▸ Assigned task
Without the pictures, copy all of the data exactly.

——

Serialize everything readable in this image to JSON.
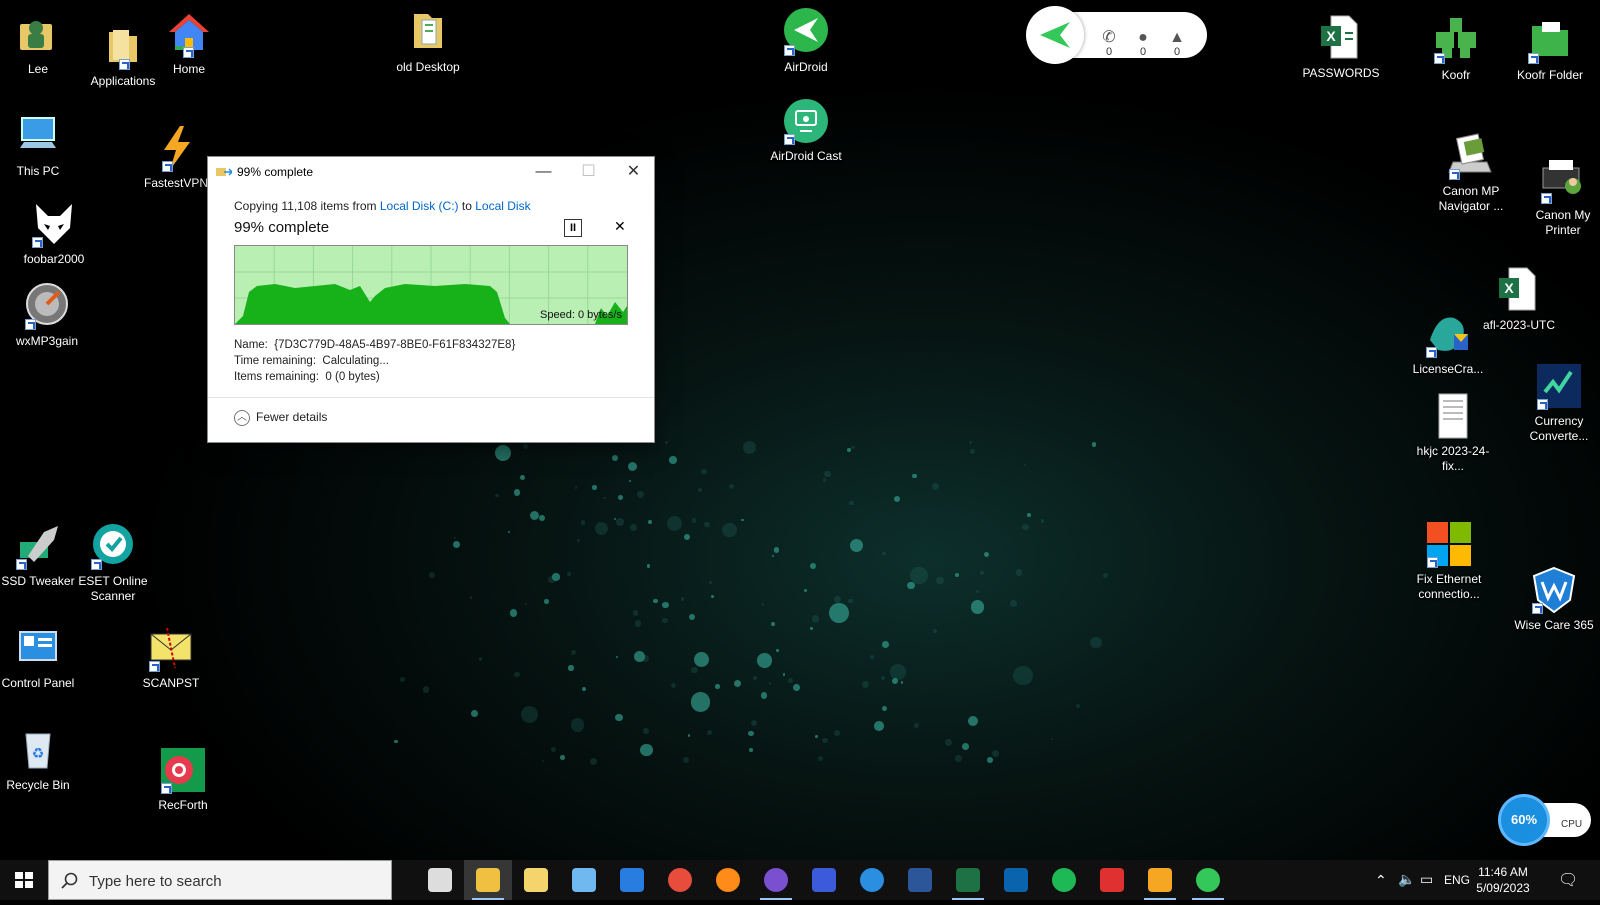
{
  "desktop_icons": [
    {
      "name": "icon-lee",
      "label": "Lee"
    },
    {
      "name": "icon-applications",
      "label": "Applications"
    },
    {
      "name": "icon-home",
      "label": "Home"
    },
    {
      "name": "icon-old-desktop",
      "label": "old Desktop"
    },
    {
      "name": "icon-airdroid",
      "label": "AirDroid"
    },
    {
      "name": "icon-airdroid-cast",
      "label": "AirDroid Cast"
    },
    {
      "name": "icon-this-pc",
      "label": "This PC"
    },
    {
      "name": "icon-fastestvpn",
      "label": "FastestVPN"
    },
    {
      "name": "icon-foobar2000",
      "label": "foobar2000"
    },
    {
      "name": "icon-wxmp3gain",
      "label": "wxMP3gain"
    },
    {
      "name": "icon-ssd-tweaker",
      "label": "SSD Tweaker"
    },
    {
      "name": "icon-eset-online-scanner",
      "label": "ESET Online Scanner"
    },
    {
      "name": "icon-control-panel",
      "label": "Control Panel"
    },
    {
      "name": "icon-scanpst",
      "label": "SCANPST"
    },
    {
      "name": "icon-recycle-bin",
      "label": "Recycle Bin"
    },
    {
      "name": "icon-recforth",
      "label": "RecForth"
    },
    {
      "name": "icon-passwords",
      "label": "PASSWORDS"
    },
    {
      "name": "icon-koofr",
      "label": "Koofr"
    },
    {
      "name": "icon-koofr-folder",
      "label": "Koofr Folder"
    },
    {
      "name": "icon-canon-mp-navigator",
      "label": "Canon MP Navigator ..."
    },
    {
      "name": "icon-canon-my-printer",
      "label": "Canon My Printer"
    },
    {
      "name": "icon-afl-2023-utc",
      "label": "afl-2023-UTC"
    },
    {
      "name": "icon-licensecrawler",
      "label": "LicenseCra..."
    },
    {
      "name": "icon-currency-converter",
      "label": "Currency Converte..."
    },
    {
      "name": "icon-hkjc",
      "label": "hkjc 2023-24-fix..."
    },
    {
      "name": "icon-fix-ethernet",
      "label": "Fix Ethernet connectio..."
    },
    {
      "name": "icon-wise-care-365",
      "label": "Wise Care 365"
    }
  ],
  "airdroid_widget": {
    "calls": "0",
    "messages": "0",
    "notifications": "0",
    "accent": "#34c759"
  },
  "copy_dialog": {
    "title": "99% complete",
    "copying_prefix": "Copying 11,108 items from ",
    "source": "Local Disk (C:)",
    "to_word": " to ",
    "destination": "Local Disk",
    "percent_label": "99% complete",
    "progress_fraction": 0.99,
    "speed_label": "Speed: 0 bytes/s",
    "name_label": "Name:",
    "name_value": "{7D3C779D-48A5-4B97-8BE0-F61F834327E8}",
    "time_label": "Time remaining:",
    "time_value": "Calculating...",
    "items_label": "Items remaining:",
    "items_value": "0 (0 bytes)",
    "fewer_details": "Fewer details",
    "graph_fill": "#17b11a",
    "graph_bg": "#b9efb3"
  },
  "cpu_widget": {
    "percent": "60%",
    "label": "CPU"
  },
  "taskbar": {
    "search_placeholder": "Type here to search",
    "apps": [
      "task-view",
      "file-explorer",
      "sticky-notes",
      "paint-3d",
      "microsoft-store",
      "chrome",
      "firefox",
      "viber",
      "app-m",
      "ccleaner",
      "word",
      "excel",
      "outlook",
      "spotify",
      "app-updown",
      "fastestvpn",
      "airdroid"
    ],
    "language": "ENG",
    "time": "11:46 AM",
    "date": "5/09/2023"
  }
}
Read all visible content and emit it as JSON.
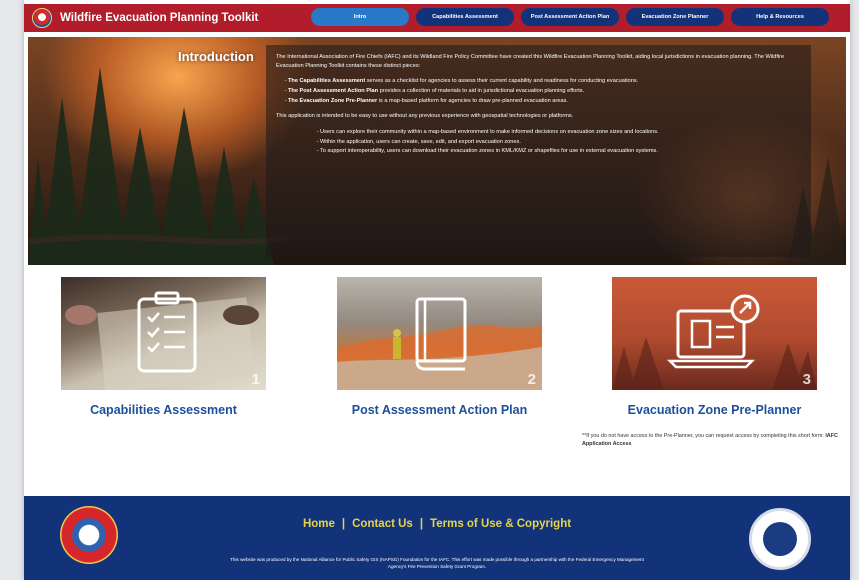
{
  "header": {
    "title": "Wildfire Evacuation Planning Toolkit",
    "nav": [
      {
        "label": "Intro",
        "active": true
      },
      {
        "label": "Capabilities Assessment",
        "active": false
      },
      {
        "label": "Post Assessment Action Plan",
        "active": false
      },
      {
        "label": "Evacuation Zone Planner",
        "active": false
      },
      {
        "label": "Help & Resources",
        "active": false
      }
    ],
    "colors": {
      "bar": "#b11d2b",
      "nav": "#12337a",
      "nav_active": "#2a79c8"
    }
  },
  "hero": {
    "title": "Introduction",
    "intro": "The International Association of Fire Chiefs (IAFC) and its Wildland Fire Policy Committee have created this Wildfire Evacuation Planning Toolkit, aiding local jurisdictions in evacuation planning. The Wildfire Evacuation Planning Toolkit contains these distinct pieces:",
    "pieces": [
      {
        "name": "The Capabilities Assessment",
        "text": " serves as a checklist for agencies to assess their current capability and readiness for conducting evacuations."
      },
      {
        "name": "The Post Assessment Action Plan",
        "text": " provides a collection of materials to aid in jurisdictional evacuation planning efforts."
      },
      {
        "name": "The Evacuation Zone Pre-Planner",
        "text": " is a map-based platform for agencies to draw pre-planned evacuation areas."
      }
    ],
    "app_intro": "This application is intended to be easy to use without any previous experience with geospatial technologies or platforms.",
    "app_points": [
      "Users can explore their community within a map-based environment to make informed decisions on evacuation zone sizes and locations.",
      "Within the application, users can create, save, edit, and export evacuation zones.",
      "To support interoperability, users can download their evacuation zones in KML/KMZ or shapefiles for use in external evacuation systems."
    ]
  },
  "cards": [
    {
      "title": "Capabilities Assessment",
      "number": "1",
      "icon": "checklist-icon"
    },
    {
      "title": "Post Assessment Action Plan",
      "number": "2",
      "icon": "book-icon"
    },
    {
      "title": "Evacuation Zone Pre-Planner",
      "number": "3",
      "icon": "map-planner-icon"
    }
  ],
  "note": {
    "text": "**If you do not have access to the Pre-Planner, you can request access by completing this short form: ",
    "link": "IAFC Application Access"
  },
  "footer": {
    "links": [
      "Home",
      "Contact Us",
      "Terms of Use & Copyright"
    ],
    "separator": "|",
    "credit": "This website was produced by the National Alliance for Public Safety GIS (NAPSG) Foundation for the IAFC. This effort was made possible through a partnership with the Federal Emergency Management Agency's Fire Prevention Safety Grant Program.",
    "colors": {
      "bg": "#12337a",
      "links": "#e7d34a"
    }
  }
}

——

▸ Exercise answer
Serialize everything readable in this image to JSON.
{
  "desktop_icons": [
    {
      "name": "icon-lee",
      "label": "Lee"
    },
    {
      "name": "icon-applications",
      "label": "Applications"
    },
    {
      "name": "icon-home",
      "label": "Home"
    },
    {
      "name": "icon-old-desktop",
      "label": "old Desktop"
    },
    {
      "name": "icon-airdroid",
      "label": "AirDroid"
    },
    {
      "name": "icon-airdroid-cast",
      "label": "AirDroid Cast"
    },
    {
      "name": "icon-this-pc",
      "label": "This PC"
    },
    {
      "name": "icon-fastestvpn",
      "label": "FastestVPN"
    },
    {
      "name": "icon-foobar2000",
      "label": "foobar2000"
    },
    {
      "name": "icon-wxmp3gain",
      "label": "wxMP3gain"
    },
    {
      "name": "icon-ssd-tweaker",
      "label": "SSD Tweaker"
    },
    {
      "name": "icon-eset-online-scanner",
      "label": "ESET Online Scanner"
    },
    {
      "name": "icon-control-panel",
      "label": "Control Panel"
    },
    {
      "name": "icon-scanpst",
      "label": "SCANPST"
    },
    {
      "name": "icon-recycle-bin",
      "label": "Recycle Bin"
    },
    {
      "name": "icon-recforth",
      "label": "RecForth"
    },
    {
      "name": "icon-passwords",
      "label": "PASSWORDS"
    },
    {
      "name": "icon-koofr",
      "label": "Koofr"
    },
    {
      "name": "icon-koofr-folder",
      "label": "Koofr Folder"
    },
    {
      "name": "icon-canon-mp-navigator",
      "label": "Canon MP Navigator ..."
    },
    {
      "name": "icon-canon-my-printer",
      "label": "Canon My Printer"
    },
    {
      "name": "icon-afl-2023-utc",
      "label": "afl-2023-UTC"
    },
    {
      "name": "icon-licensecrawler",
      "label": "LicenseCra..."
    },
    {
      "name": "icon-currency-converter",
      "label": "Currency Converte..."
    },
    {
      "name": "icon-hkjc",
      "label": "hkjc 2023-24-fix..."
    },
    {
      "name": "icon-fix-ethernet",
      "label": "Fix Ethernet connectio..."
    },
    {
      "name": "icon-wise-care-365",
      "label": "Wise Care 365"
    }
  ],
  "airdroid_widget": {
    "calls": "0",
    "messages": "0",
    "notifications": "0",
    "accent": "#34c759"
  },
  "copy_dialog": {
    "title": "99% complete",
    "copying_prefix": "Copying 11,108 items from ",
    "source": "Local Disk (C:)",
    "to_word": " to ",
    "destination": "Local Disk",
    "percent_label": "99% complete",
    "progress_fraction": 0.99,
    "speed_label": "Speed: 0 bytes/s",
    "name_label": "Name:",
    "name_value": "{7D3C779D-48A5-4B97-8BE0-F61F834327E8}",
    "time_label": "Time remaining:",
    "time_value": "Calculating...",
    "items_label": "Items remaining:",
    "items_value": "0 (0 bytes)",
    "fewer_details": "Fewer details",
    "graph_fill": "#17b11a",
    "graph_bg": "#b9efb3"
  },
  "cpu_widget": {
    "percent": "60%",
    "label": "CPU"
  },
  "taskbar": {
    "search_placeholder": "Type here to search",
    "apps": [
      "task-view",
      "file-explorer",
      "sticky-notes",
      "paint-3d",
      "microsoft-store",
      "chrome",
      "firefox",
      "viber",
      "app-m",
      "ccleaner",
      "word",
      "excel",
      "outlook",
      "spotify",
      "app-updown",
      "fastestvpn",
      "airdroid"
    ],
    "language": "ENG",
    "time": "11:46 AM",
    "date": "5/09/2023"
  }
}
Read all visible content and emit it as JSON.
{
  "header": {
    "title": "Wildfire Evacuation Planning Toolkit",
    "nav": [
      {
        "label": "Intro",
        "active": true
      },
      {
        "label": "Capabilities Assessment",
        "active": false
      },
      {
        "label": "Post Assessment Action Plan",
        "active": false
      },
      {
        "label": "Evacuation Zone Planner",
        "active": false
      },
      {
        "label": "Help & Resources",
        "active": false
      }
    ],
    "colors": {
      "bar": "#b11d2b",
      "nav": "#12337a",
      "nav_active": "#2a79c8"
    }
  },
  "hero": {
    "title": "Introduction",
    "intro": "The International Association of Fire Chiefs (IAFC) and its Wildland Fire Policy Committee have created this Wildfire Evacuation Planning Toolkit, aiding local jurisdictions in evacuation planning. The Wildfire Evacuation Planning Toolkit contains these distinct pieces:",
    "pieces": [
      {
        "name": "The Capabilities Assessment",
        "text": " serves as a checklist for agencies to assess their current capability and readiness for conducting evacuations."
      },
      {
        "name": "The Post Assessment Action Plan",
        "text": " provides a collection of materials to aid in jurisdictional evacuation planning efforts."
      },
      {
        "name": "The Evacuation Zone Pre-Planner",
        "text": " is a map-based platform for agencies to draw pre-planned evacuation areas."
      }
    ],
    "app_intro": "This application is intended to be easy to use without any previous experience with geospatial technologies or platforms.",
    "app_points": [
      "Users can explore their community within a map-based environment to make informed decisions on evacuation zone sizes and locations.",
      "Within the application, users can create, save, edit, and export evacuation zones.",
      "To support interoperability, users can download their evacuation zones in KML/KMZ or shapefiles for use in external evacuation systems."
    ]
  },
  "cards": [
    {
      "title": "Capabilities Assessment",
      "number": "1",
      "icon": "checklist-icon"
    },
    {
      "title": "Post Assessment Action Plan",
      "number": "2",
      "icon": "book-icon"
    },
    {
      "title": "Evacuation Zone Pre-Planner",
      "number": "3",
      "icon": "map-planner-icon"
    }
  ],
  "note": {
    "text": "**If you do not have access to the Pre-Planner, you can request access by completing this short form: ",
    "link": "IAFC Application Access"
  },
  "footer": {
    "links": [
      "Home",
      "Contact Us",
      "Terms of Use & Copyright"
    ],
    "separator": "|",
    "credit": "This website was produced by the National Alliance for Public Safety GIS (NAPSG) Foundation for the IAFC. This effort was made possible through a partnership with the Federal Emergency Management Agency's Fire Prevention Safety Grant Program.",
    "colors": {
      "bg": "#12337a",
      "links": "#e7d34a"
    }
  }
}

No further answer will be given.